** Opening Data supplied block **

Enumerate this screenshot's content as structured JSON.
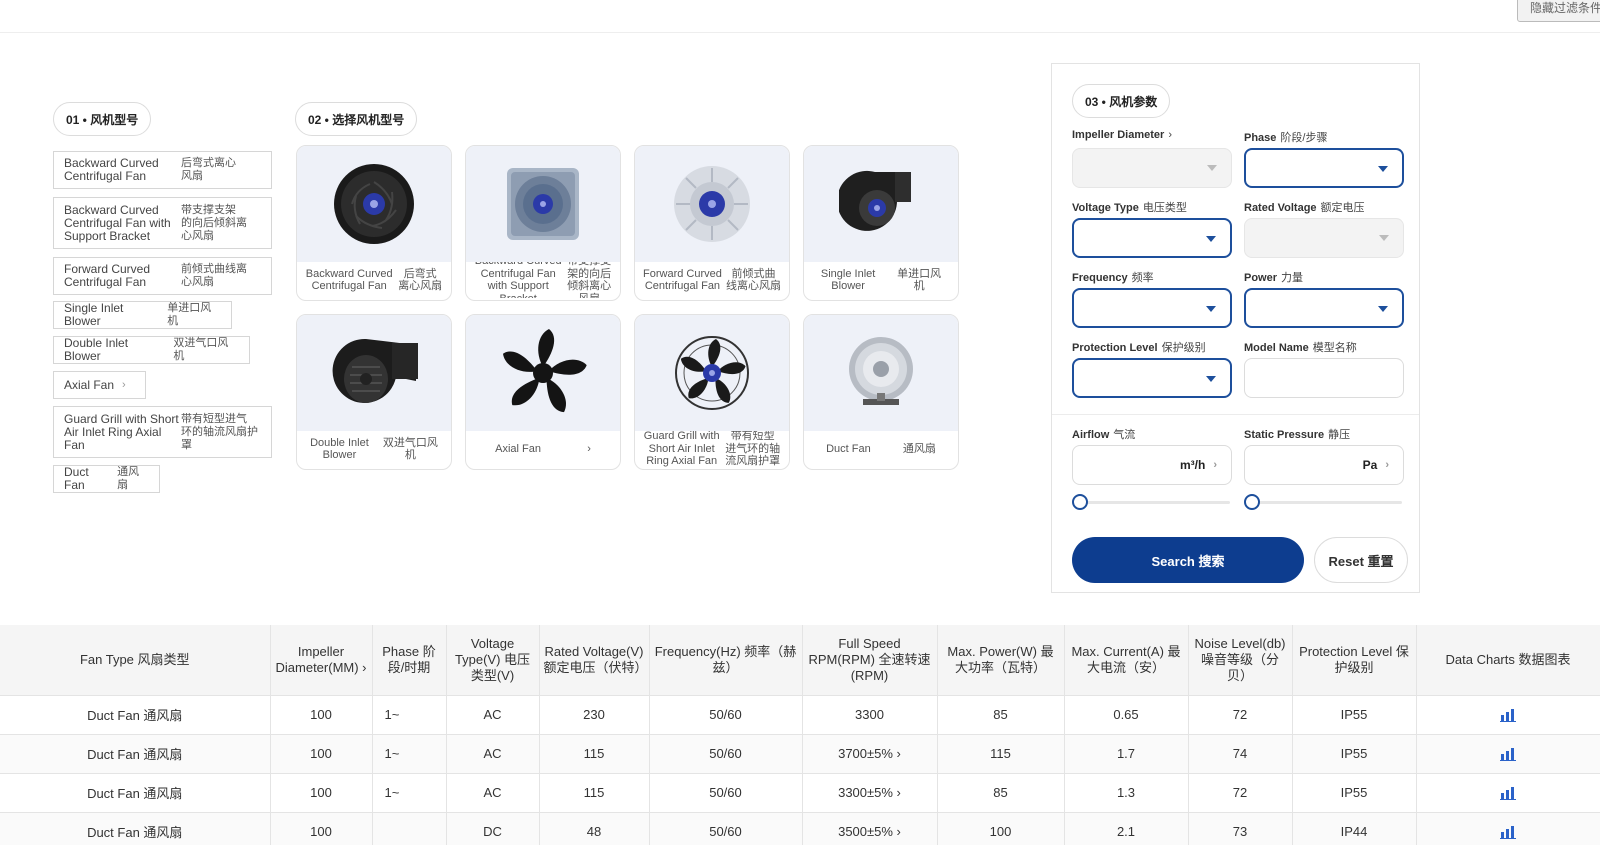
{
  "corner_button": {
    "label": "隐藏过滤条件"
  },
  "section1": {
    "title": "01 • 风机型号",
    "items": [
      {
        "en": "Backward Curved\nCentrifugal Fan",
        "zh": "后弯式离心\n风扇",
        "chev": ""
      },
      {
        "en": "Backward Curved\nCentrifugal Fan with\nSupport Bracket",
        "zh": "带支撑支架\n的向后倾斜离\n心风扇",
        "chev": ""
      },
      {
        "en": "Forward Curved\nCentrifugal Fan",
        "zh": "前倾式曲线离\n心风扇",
        "chev": ""
      },
      {
        "en": "Single Inlet Blower",
        "zh": "单进口风机",
        "chev": ""
      },
      {
        "en": "Double Inlet Blower",
        "zh": "双进气口风机",
        "chev": ""
      },
      {
        "en": "Axial Fan",
        "zh": "",
        "chev": "›"
      },
      {
        "en": "Guard Grill with Short\nAir Inlet Ring Axial\nFan",
        "zh": "带有短型进气\n环的轴流风扇护\n罩",
        "chev": ""
      },
      {
        "en": "Duct Fan",
        "zh": "通风扇",
        "chev": ""
      }
    ]
  },
  "section2": {
    "title": "02 • 选择风机型号",
    "cards": [
      {
        "en": "Backward Curved\nCentrifugal Fan",
        "zh": "后弯式\n离心风扇",
        "icon": "backward-curved-fan-icon"
      },
      {
        "en": "Backward Curved\nCentrifugal Fan\nwith Support\nBracket",
        "zh": "带支撑支\n架的向后\n倾斜离心\n风扇",
        "icon": "backward-curved-bracket-fan-icon"
      },
      {
        "en": "Forward Curved\nCentrifugal Fan",
        "zh": "前倾式曲\n线离心风扇",
        "icon": "forward-curved-fan-icon"
      },
      {
        "en": "Single Inlet\nBlower",
        "zh": "单进口风\n机",
        "icon": "single-inlet-blower-icon"
      },
      {
        "en": "Double Inlet\nBlower",
        "zh": "双进气口风\n机",
        "icon": "double-inlet-blower-icon"
      },
      {
        "en": "Axial Fan",
        "zh": "›",
        "icon": "axial-fan-icon"
      },
      {
        "en": "Guard Grill with\nShort Air Inlet\nRing Axial Fan",
        "zh": "带有短型\n进气环的轴\n流风扇护罩",
        "icon": "guard-grill-fan-icon"
      },
      {
        "en": "Duct Fan",
        "zh": "通风扇",
        "icon": "duct-fan-icon"
      }
    ]
  },
  "section3": {
    "title": "03 • 风机参数",
    "fields": {
      "impeller": {
        "label": "Impeller Diameter",
        "zh": "›"
      },
      "phase": {
        "label": "Phase",
        "zh": "阶段/步骤"
      },
      "voltage_type": {
        "label": "Voltage Type",
        "zh": "电压类型"
      },
      "rated_voltage": {
        "label": "Rated Voltage",
        "zh": "额定电压"
      },
      "frequency": {
        "label": "Frequency",
        "zh": "频率"
      },
      "power": {
        "label": "Power",
        "zh": "力量"
      },
      "protection": {
        "label": "Protection Level",
        "zh": "保护级别"
      },
      "model": {
        "label": "Model Name",
        "zh": "模型名称"
      },
      "airflow": {
        "label": "Airflow",
        "zh": "气流",
        "unit": "m³/h"
      },
      "pressure": {
        "label": "Static Pressure",
        "zh": "静压",
        "unit": "Pa"
      }
    },
    "search_label": "Search  搜索",
    "reset_label": "Reset  重置"
  },
  "table": {
    "headers": [
      "Fan Type  风扇类型",
      "Impeller Diameter(MM) ›",
      "Phase  阶段/时期",
      "Voltage Type(V)  电压类型(V)",
      "Rated Voltage(V)  额定电压（伏特）",
      "Frequency(Hz)  频率（赫兹）",
      "Full Speed RPM(RPM)  全速转速(RPM)",
      "Max. Power(W)  最大功率（瓦特）",
      "Max. Current(A)  最大电流（安）",
      "Noise Level(db)  噪音等级（分贝）",
      "Protection Level  保护级别",
      "Data Charts  数据图表"
    ],
    "rows": [
      [
        "Duct Fan  通风扇",
        "100",
        "1~",
        "AC",
        "230",
        "50/60",
        "3300",
        "85",
        "0.65",
        "72",
        "IP55"
      ],
      [
        "Duct Fan  通风扇",
        "100",
        "1~",
        "AC",
        "115",
        "50/60",
        "3700±5%  ›",
        "115",
        "1.7",
        "74",
        "IP55"
      ],
      [
        "Duct Fan  通风扇",
        "100",
        "1~",
        "AC",
        "115",
        "50/60",
        "3300±5%  ›",
        "85",
        "1.3",
        "72",
        "IP55"
      ],
      [
        "Duct Fan  通风扇",
        "100",
        "",
        "DC",
        "48",
        "50/60",
        "3500±5%  ›",
        "100",
        "2.1",
        "73",
        "IP44"
      ]
    ]
  }
}
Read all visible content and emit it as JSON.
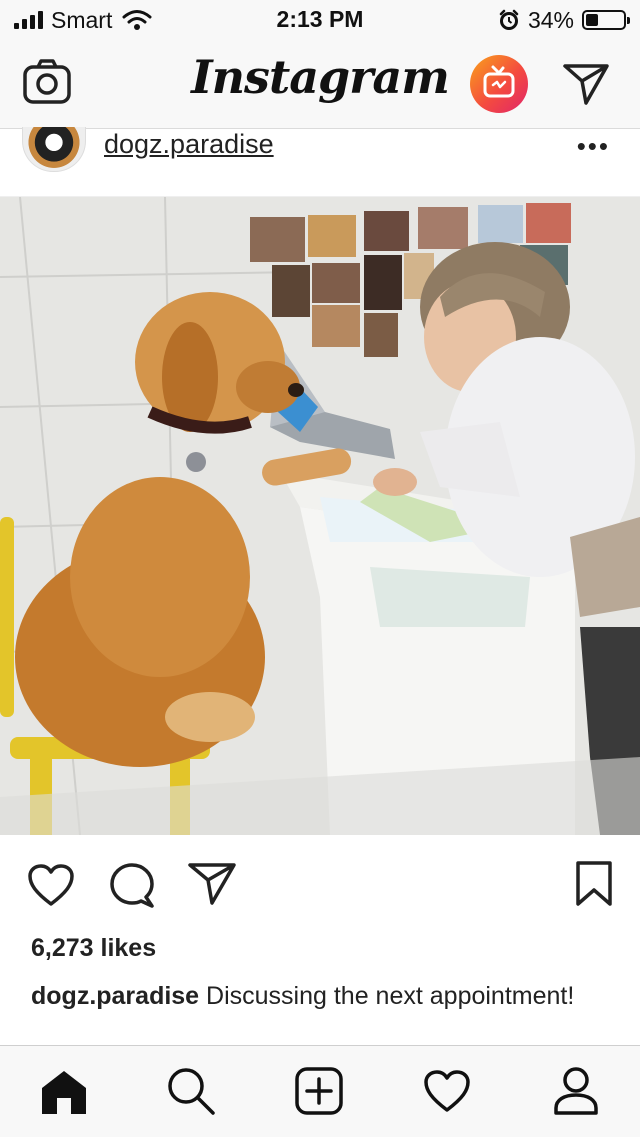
{
  "status_bar": {
    "carrier": "Smart",
    "time": "2:13 PM",
    "battery_percent_label": "34%",
    "battery_level": 0.34
  },
  "nav": {
    "title": "Instagram",
    "icons": [
      "camera-icon",
      "igtv-icon",
      "direct-message-icon"
    ],
    "igtv_gradient": [
      "#f9a21b",
      "#f44b3f",
      "#e0256a"
    ]
  },
  "post": {
    "username": "dogz.paradise",
    "likes": "6,273 likes",
    "caption_user": "dogz.paradise",
    "caption_text": " Discussing the next appointment!"
  },
  "tab_bar": {
    "items": [
      "home-icon",
      "search-icon",
      "new-post-icon",
      "activity-icon",
      "profile-icon"
    ]
  }
}
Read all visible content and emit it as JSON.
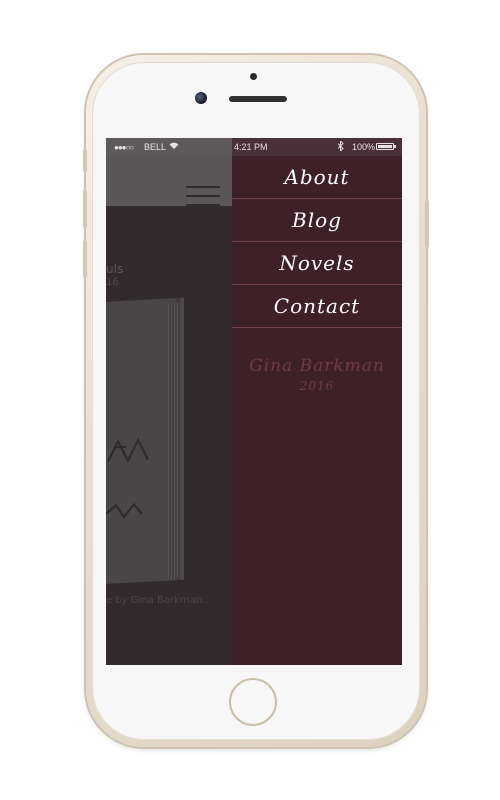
{
  "statusbar": {
    "signal_glyph": "●●●○○",
    "carrier": "BELL",
    "wifi_icon": "wifi-icon",
    "time": "4:21 PM",
    "bluetooth_icon": "bluetooth-icon",
    "battery_percent": "100%"
  },
  "background_app": {
    "title_fragment": "uls",
    "subtitle_fragment": "16",
    "caption_fragment": "e by Gina Barkman..."
  },
  "menu": {
    "items": [
      {
        "label": "About"
      },
      {
        "label": "Blog"
      },
      {
        "label": "Novels"
      },
      {
        "label": "Contact"
      }
    ],
    "author": "Gina Barkman",
    "year": "2016"
  },
  "colors": {
    "menu_bg": "#3e2028",
    "menu_divider": "#7a3e52",
    "author_text": "#6e3a48",
    "phone_gold": "#e9dfcf"
  }
}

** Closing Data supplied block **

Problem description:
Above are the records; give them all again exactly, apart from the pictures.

Answer section:
Enumerate this screenshot's content as structured JSON.
{
  "corner_button": {
    "label": "隐藏过滤条件"
  },
  "section1": {
    "title": "01 • 风机型号",
    "items": [
      {
        "en": "Backward Curved\nCentrifugal Fan",
        "zh": "后弯式离心\n风扇",
        "chev": ""
      },
      {
        "en": "Backward Curved\nCentrifugal Fan with\nSupport Bracket",
        "zh": "带支撑支架\n的向后倾斜离\n心风扇",
        "chev": ""
      },
      {
        "en": "Forward Curved\nCentrifugal Fan",
        "zh": "前倾式曲线离\n心风扇",
        "chev": ""
      },
      {
        "en": "Single Inlet Blower",
        "zh": "单进口风机",
        "chev": ""
      },
      {
        "en": "Double Inlet Blower",
        "zh": "双进气口风机",
        "chev": ""
      },
      {
        "en": "Axial Fan",
        "zh": "",
        "chev": "›"
      },
      {
        "en": "Guard Grill with Short\nAir Inlet Ring Axial\nFan",
        "zh": "带有短型进气\n环的轴流风扇护\n罩",
        "chev": ""
      },
      {
        "en": "Duct Fan",
        "zh": "通风扇",
        "chev": ""
      }
    ]
  },
  "section2": {
    "title": "02 • 选择风机型号",
    "cards": [
      {
        "en": "Backward Curved\nCentrifugal Fan",
        "zh": "后弯式\n离心风扇",
        "icon": "backward-curved-fan-icon"
      },
      {
        "en": "Backward Curved\nCentrifugal Fan\nwith Support\nBracket",
        "zh": "带支撑支\n架的向后\n倾斜离心\n风扇",
        "icon": "backward-curved-bracket-fan-icon"
      },
      {
        "en": "Forward Curved\nCentrifugal Fan",
        "zh": "前倾式曲\n线离心风扇",
        "icon": "forward-curved-fan-icon"
      },
      {
        "en": "Single Inlet\nBlower",
        "zh": "单进口风\n机",
        "icon": "single-inlet-blower-icon"
      },
      {
        "en": "Double Inlet\nBlower",
        "zh": "双进气口风\n机",
        "icon": "double-inlet-blower-icon"
      },
      {
        "en": "Axial Fan",
        "zh": "›",
        "icon": "axial-fan-icon"
      },
      {
        "en": "Guard Grill with\nShort Air Inlet\nRing Axial Fan",
        "zh": "带有短型\n进气环的轴\n流风扇护罩",
        "icon": "guard-grill-fan-icon"
      },
      {
        "en": "Duct Fan",
        "zh": "通风扇",
        "icon": "duct-fan-icon"
      }
    ]
  },
  "section3": {
    "title": "03 • 风机参数",
    "fields": {
      "impeller": {
        "label": "Impeller Diameter",
        "zh": "›"
      },
      "phase": {
        "label": "Phase",
        "zh": "阶段/步骤"
      },
      "voltage_type": {
        "label": "Voltage Type",
        "zh": "电压类型"
      },
      "rated_voltage": {
        "label": "Rated Voltage",
        "zh": "额定电压"
      },
      "frequency": {
        "label": "Frequency",
        "zh": "频率"
      },
      "power": {
        "label": "Power",
        "zh": "力量"
      },
      "protection": {
        "label": "Protection Level",
        "zh": "保护级别"
      },
      "model": {
        "label": "Model Name",
        "zh": "模型名称"
      },
      "airflow": {
        "label": "Airflow",
        "zh": "气流",
        "unit": "m³/h"
      },
      "pressure": {
        "label": "Static Pressure",
        "zh": "静压",
        "unit": "Pa"
      }
    },
    "search_label": "Search  搜索",
    "reset_label": "Reset  重置"
  },
  "table": {
    "headers": [
      "Fan Type  风扇类型",
      "Impeller Diameter(MM) ›",
      "Phase  阶段/时期",
      "Voltage Type(V)  电压类型(V)",
      "Rated Voltage(V)  额定电压（伏特）",
      "Frequency(Hz)  频率（赫兹）",
      "Full Speed RPM(RPM)  全速转速(RPM)",
      "Max. Power(W)  最大功率（瓦特）",
      "Max. Current(A)  最大电流（安）",
      "Noise Level(db)  噪音等级（分贝）",
      "Protection Level  保护级别",
      "Data Charts  数据图表"
    ],
    "rows": [
      [
        "Duct Fan  通风扇",
        "100",
        "1~",
        "AC",
        "230",
        "50/60",
        "3300",
        "85",
        "0.65",
        "72",
        "IP55"
      ],
      [
        "Duct Fan  通风扇",
        "100",
        "1~",
        "AC",
        "115",
        "50/60",
        "3700±5%  ›",
        "115",
        "1.7",
        "74",
        "IP55"
      ],
      [
        "Duct Fan  通风扇",
        "100",
        "1~",
        "AC",
        "115",
        "50/60",
        "3300±5%  ›",
        "85",
        "1.3",
        "72",
        "IP55"
      ],
      [
        "Duct Fan  通风扇",
        "100",
        "",
        "DC",
        "48",
        "50/60",
        "3500±5%  ›",
        "100",
        "2.1",
        "73",
        "IP44"
      ]
    ]
  }
}
Read all visible content and emit it as JSON.
{
  "status_bar": {
    "carrier": "Smart",
    "time": "2:13 PM",
    "battery_percent_label": "34%",
    "battery_level": 0.34
  },
  "nav": {
    "title": "Instagram",
    "icons": [
      "camera-icon",
      "igtv-icon",
      "direct-message-icon"
    ],
    "igtv_gradient": [
      "#f9a21b",
      "#f44b3f",
      "#e0256a"
    ]
  },
  "post": {
    "username": "dogz.paradise",
    "likes": "6,273 likes",
    "caption_user": "dogz.paradise",
    "caption_text": " Discussing the next appointment!"
  },
  "tab_bar": {
    "items": [
      "home-icon",
      "search-icon",
      "new-post-icon",
      "activity-icon",
      "profile-icon"
    ]
  }
}
Read all visible content and emit it as JSON.
{
  "statusbar": {
    "signal_glyph": "●●●○○",
    "carrier": "BELL",
    "wifi_icon": "wifi-icon",
    "time": "4:21 PM",
    "bluetooth_icon": "bluetooth-icon",
    "battery_percent": "100%"
  },
  "background_app": {
    "title_fragment": "uls",
    "subtitle_fragment": "16",
    "caption_fragment": "e by Gina Barkman..."
  },
  "menu": {
    "items": [
      {
        "label": "About"
      },
      {
        "label": "Blog"
      },
      {
        "label": "Novels"
      },
      {
        "label": "Contact"
      }
    ],
    "author": "Gina Barkman",
    "year": "2016"
  },
  "colors": {
    "menu_bg": "#3e2028",
    "menu_divider": "#7a3e52",
    "author_text": "#6e3a48",
    "phone_gold": "#e9dfcf"
  }
}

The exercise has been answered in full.